Vehicles are designed with purpose — every curve and every inch of the car is designed and engineered in a calculated manner, making sure the aesthetic appeal, performance, and capability is just right. Why should their websites be any different?
We’ve been browsing automotive websites that have great UX, innovative design, and function, and we found some that we think will offer you some design inspiration. They’re a great reminder of the importance of web design in general: every element is intentional, and there is (horse) power in visual stimulation and ease of navigation.
The question now becomes – take notes or go to a dealership?
Vroom vroom. Let’s ride!
Imported From Detroit
Chrysler-Fiat’s Imported From Detroit site features innovative navigation with a sleek and streamlined single nav bar that flips out to provide users with more options. The navigation, coupled with its responsive design, puts this site on our radar.
Single page websites are functional and responsive, which is just what users want in a website. Maserati’s single page site accomplishes this with a simple color scheme and sleek fonts.
Fisker uses super fast animation throughout the site to communicate speed and draw attention to the rich design and visual appeal of the Fisker Karma.

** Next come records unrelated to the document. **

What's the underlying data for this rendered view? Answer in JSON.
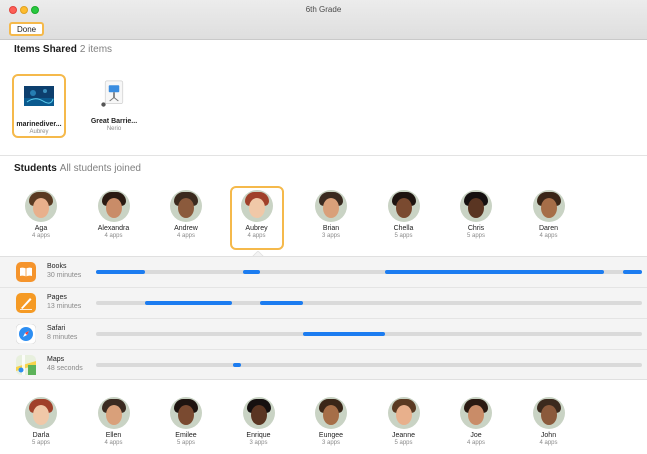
{
  "window": {
    "title": "6th Grade",
    "done_label": "Done"
  },
  "items_shared": {
    "heading": "Items Shared",
    "count": "2 items",
    "items": [
      {
        "title": "marinediver...",
        "owner": "Aubrey",
        "icon": "image-thumbnail-icon"
      },
      {
        "title": "Great Barrie...",
        "owner": "Nerio",
        "icon": "keynote-file-icon"
      }
    ]
  },
  "students": {
    "heading": "Students",
    "status": "All students joined",
    "row1": [
      {
        "name": "Aga",
        "apps": "4 apps"
      },
      {
        "name": "Alexandra",
        "apps": "4 apps"
      },
      {
        "name": "Andrew",
        "apps": "4 apps"
      },
      {
        "name": "Aubrey",
        "apps": "4 apps"
      },
      {
        "name": "Brian",
        "apps": "3 apps"
      },
      {
        "name": "Chella",
        "apps": "5 apps"
      },
      {
        "name": "Chris",
        "apps": "5 apps"
      },
      {
        "name": "Daren",
        "apps": "4 apps"
      }
    ],
    "row2": [
      {
        "name": "Darla",
        "apps": "5 apps"
      },
      {
        "name": "Ellen",
        "apps": "4 apps"
      },
      {
        "name": "Emilee",
        "apps": "5 apps"
      },
      {
        "name": "Enrique",
        "apps": "3 apps"
      },
      {
        "name": "Eungee",
        "apps": "3 apps"
      },
      {
        "name": "Jeanne",
        "apps": "5 apps"
      },
      {
        "name": "Joe",
        "apps": "4 apps"
      },
      {
        "name": "John",
        "apps": "4 apps"
      }
    ]
  },
  "app_usage": [
    {
      "name": "Books",
      "duration": "30 minutes",
      "icon": "books-icon",
      "color": "#f5942c",
      "segments": [
        [
          0.0,
          0.09
        ],
        [
          0.27,
          0.3
        ],
        [
          0.53,
          0.93
        ],
        [
          0.965,
          1.0
        ]
      ]
    },
    {
      "name": "Pages",
      "duration": "13 minutes",
      "icon": "pages-icon",
      "color": "#f59a24",
      "segments": [
        [
          0.09,
          0.25
        ],
        [
          0.3,
          0.38
        ]
      ]
    },
    {
      "name": "Safari",
      "duration": "8 minutes",
      "icon": "safari-icon",
      "color": "#2d8ef2",
      "segments": [
        [
          0.38,
          0.53
        ]
      ]
    },
    {
      "name": "Maps",
      "duration": "48 seconds",
      "icon": "maps-icon",
      "color": "#5db35a",
      "segments": [
        [
          0.25,
          0.265
        ]
      ]
    }
  ]
}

Responsive design, big photography and video, and dynamic interactions make the Alpha Romeo unique.
Citroën excels with visual appeal: the site boasts a clean and simple design throughout, complete with well-placed pops of color and a nice type.
It’s not often that we see vertical navigation bars on automotive sites, but Volkswagen implements their nav smartly, allowing plenty of room for detailed images and the bold design to take over the page.
McLaren incorporates full screen videos into the intro, showing the design blueprint, an inside look at technology, the car in action, inside the McLaren store, and the McLaren group office.
Rolls Royce provides a clean navigation bar and three big videos for users to cycle through.
Mini’s site is designed with a simple nav bar at the top (the right hand side of the bar uses icons), which blows out into a super navigation bar with drop down options. Mini Countryman’s site is unique in that it’s completely animated, and you drive the Mini through various stages of production.
It’s not solely my love of Ford Mustangs that put this site on the list — the customization tool on this site is incredibly responsive and user friendly.
Gorgeous big photography, smooth transitions, and innovative navigation with an easy-to-use grid truly takes the Lexus website above and beyond.
Single-page responsive design with big photography and parallax scrolling creates the tone of the jeep lifestyle. Nailed it.
Peugeot gives users two options in one site: to go with motion or go with emotion. With big, full screen photography and a nice mouse-over effect, it’s clear that Peugeot’s site designers did well by combining two sites into one.
Put it in park, ‘cause that’s all I’ve got!
While exploring verticals, we have found that the automotive industry is definitely one that has put a sincere effort into designing their websites. What do you think about these sites? Are there any that we missed? Let us know so we can add them to the list!